Time Out says
3 out of 5 stars
So-FEE-uh and Mar-CHELL-oh! That was surely the major draw for audiences who flocked to Vittorio De Sica’s frivolous, Oscar-nominated dramedy—which examines the tempestuous relationship between prostitute Filumena Marturano (Loren, radiant even sans makeup) and playboy Domenico Soriano (Mastroianni, delightful as a slick-haired rake)—and it’s the only reason to see it now. Not that there’s anything wrong with that: Star power can make up for a lot, and these two burn extra bright. The opening’s a grabber, as Filumena, seemingly at death’s door, is carried to her bed by a crowd of neighbors while the self-involved Domenico, busy trying on hats, is called to her side. Cue a pair of lengthy flashbacks—one from each character’s perspective—that trace the duo’s decades-spanning love-hate affair.

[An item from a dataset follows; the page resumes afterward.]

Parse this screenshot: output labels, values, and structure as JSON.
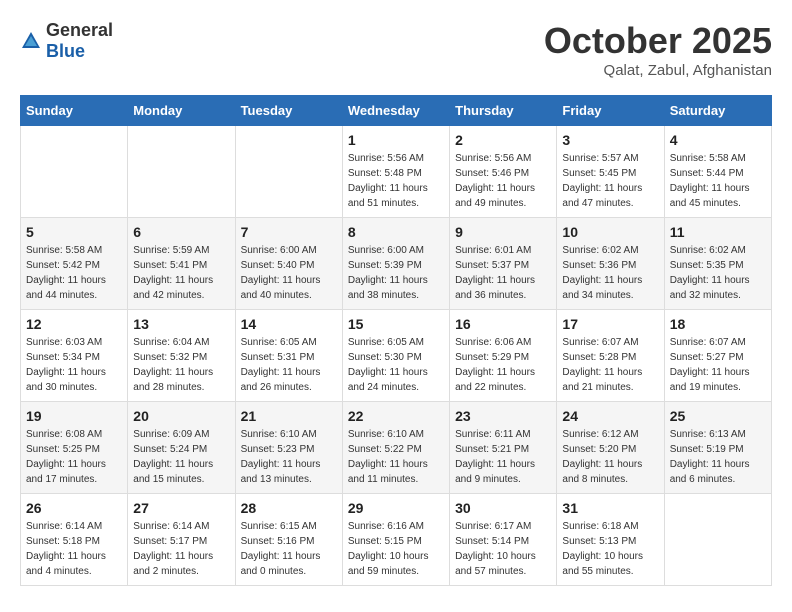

History rolls along (“Eisenhower elected U.S. President!,” screams a newspaper headline—must be 1952) while Filumena and Domenico deal with ebbing and flowing attractions, illegitimate children and a fraudulent wedding. Then the wet-eyed stuff comes: sacrifices, reconciliations and a marriage (in da style of de Italianos) for real this time. De Sica is no stranger to jerking one’s tear ducts, but the central duo here doesn’t have anything approaching the emotional resonance of, say, a pair of bicycle thieves or an old man and his dog living on the street. Yet we still get Loren and Mastroianni. So why complain too churlishly? Also on the bill is Federico Fellini’s amusing 53-minute short from Boccaccio ’70 (“The Temptation of Dr. Antonio”), about a censorious prude badgered by an Attack of the 50 Foot Woman–sized Anita Ekberg. It’s a scenario that’s milked (literally) for every drop of amusement.